How closing the Contact Centre impacted Isolation Empathy and Remote Awareness
Simon Brown on LinkedIn
The new normal. Contact Centre closed. Working from Home. Seldom has such a frequently used expression evoked such frustrating, claustrophobic, deflating and borderline upsetting emotions. What does it mean? Acceptance? No going back? That the life we loved has changed for ever?
Things have obviously changed for the time being and with this change, new needs for new levels of awareness and behaviours. My colleagues and friends have mused over the last half year about ‘the new’ day to day interactions, and of their challenges. We have been reflecting on how, quite by chance, a new Conscious Incompetence has become evident. In its simplest terms we are recognising it as ‘Isolation Empathy and Remote Awareness’.
So, at SalesSense both our Leadership and Training Teams are developing a company-wide training programme to build new skills to deal with this new reality. Our programme starts by recognising that when we were all in offices together, holding meetings together, sharing a coffee, a glass of wine, socialising and coexisting shoulder to shoulder, we knew and understood first-hand about workloads, work pressures, personal situations, current mindset, environment and personal outlook. We could detect the little nuances that would inform our communication approach and style. Now that these parameters have changed, SalesSense is developing this new training programme that will help our staff build greater situational awareness. This will help us, our partners and their customers in tackling Isolation Empathy and Remote Awareness.
We see that the requirement for these skills is even more prevalent in new relationships, when we have never had the opportunity to unconsciously detect these nuances, never held meetings in person and never gotten to know each other as people – professionally or socially. Since the Contact Centre was closed in March, in one way or another, many of us have inadvertently blundered our way through video-based meetings, and while we are all very supportive of each other, the occasional moment of ‘discommunication’ is taking an unwitting but not insignificant toll on individuals and subsequently on businesses.
As people we are not genetically programmed to be isolated from so many of the interpersonal cues that we take for granted, hence the need to first raise consciousness, and then to develop a conscious competence programme. Positivity, proactively sharing small and large thoughts, ‘over acknowledging’ and offering a thank you for the big things (and the little things) are all modules on the new training programme.
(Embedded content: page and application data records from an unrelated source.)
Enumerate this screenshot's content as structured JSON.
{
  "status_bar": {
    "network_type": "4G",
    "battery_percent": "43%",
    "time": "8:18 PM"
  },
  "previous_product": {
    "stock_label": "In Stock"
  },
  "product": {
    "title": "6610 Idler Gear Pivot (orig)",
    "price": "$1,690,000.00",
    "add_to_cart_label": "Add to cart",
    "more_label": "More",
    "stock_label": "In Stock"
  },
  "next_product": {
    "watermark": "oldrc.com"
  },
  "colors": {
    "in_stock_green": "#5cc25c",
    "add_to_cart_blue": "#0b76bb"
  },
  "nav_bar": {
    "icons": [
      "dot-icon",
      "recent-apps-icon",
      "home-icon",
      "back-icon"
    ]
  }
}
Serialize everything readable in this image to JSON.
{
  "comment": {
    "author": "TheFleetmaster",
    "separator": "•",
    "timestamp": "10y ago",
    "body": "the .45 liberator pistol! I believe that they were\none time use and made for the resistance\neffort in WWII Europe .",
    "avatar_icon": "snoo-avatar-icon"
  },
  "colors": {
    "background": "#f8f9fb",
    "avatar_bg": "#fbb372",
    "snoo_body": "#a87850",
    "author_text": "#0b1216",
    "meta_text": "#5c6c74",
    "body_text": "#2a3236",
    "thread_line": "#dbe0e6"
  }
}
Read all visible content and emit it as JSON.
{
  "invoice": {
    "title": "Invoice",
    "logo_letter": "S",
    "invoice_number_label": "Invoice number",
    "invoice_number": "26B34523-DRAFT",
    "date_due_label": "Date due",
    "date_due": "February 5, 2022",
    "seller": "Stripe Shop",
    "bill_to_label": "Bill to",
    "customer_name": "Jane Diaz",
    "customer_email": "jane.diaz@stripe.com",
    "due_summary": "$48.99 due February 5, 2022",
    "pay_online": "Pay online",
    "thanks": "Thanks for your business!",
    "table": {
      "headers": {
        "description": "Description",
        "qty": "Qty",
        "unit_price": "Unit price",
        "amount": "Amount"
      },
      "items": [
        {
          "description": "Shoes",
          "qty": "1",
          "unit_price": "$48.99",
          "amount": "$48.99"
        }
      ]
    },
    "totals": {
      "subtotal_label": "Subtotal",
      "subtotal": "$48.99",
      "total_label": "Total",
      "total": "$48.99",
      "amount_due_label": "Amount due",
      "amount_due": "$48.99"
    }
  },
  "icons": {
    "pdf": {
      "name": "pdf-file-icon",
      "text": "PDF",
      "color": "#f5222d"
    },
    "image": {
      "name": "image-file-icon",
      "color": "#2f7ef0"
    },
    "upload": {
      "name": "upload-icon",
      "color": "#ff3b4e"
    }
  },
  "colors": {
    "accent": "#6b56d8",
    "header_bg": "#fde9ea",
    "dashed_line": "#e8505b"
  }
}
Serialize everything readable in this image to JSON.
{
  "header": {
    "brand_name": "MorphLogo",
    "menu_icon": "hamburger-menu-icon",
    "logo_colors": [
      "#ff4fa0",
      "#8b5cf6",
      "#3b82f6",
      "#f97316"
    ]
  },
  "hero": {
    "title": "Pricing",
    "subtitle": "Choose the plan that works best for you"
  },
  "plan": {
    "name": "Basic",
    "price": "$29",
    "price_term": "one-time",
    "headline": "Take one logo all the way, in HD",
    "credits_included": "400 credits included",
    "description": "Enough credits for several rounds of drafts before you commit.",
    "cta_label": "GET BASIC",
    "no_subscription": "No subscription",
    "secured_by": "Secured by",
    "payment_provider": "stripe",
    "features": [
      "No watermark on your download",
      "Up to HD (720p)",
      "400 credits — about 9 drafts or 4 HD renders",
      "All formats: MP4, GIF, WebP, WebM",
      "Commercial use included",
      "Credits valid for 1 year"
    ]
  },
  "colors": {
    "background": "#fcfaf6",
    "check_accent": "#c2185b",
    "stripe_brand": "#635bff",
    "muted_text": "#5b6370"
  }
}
So, has the life we loved changed for ever? No. We will continue to do what we can to play our part in encouraging positivity and the assurance that life will return to normal. The ‘normal’ life we have always known and loved – thank you.Return to News & Events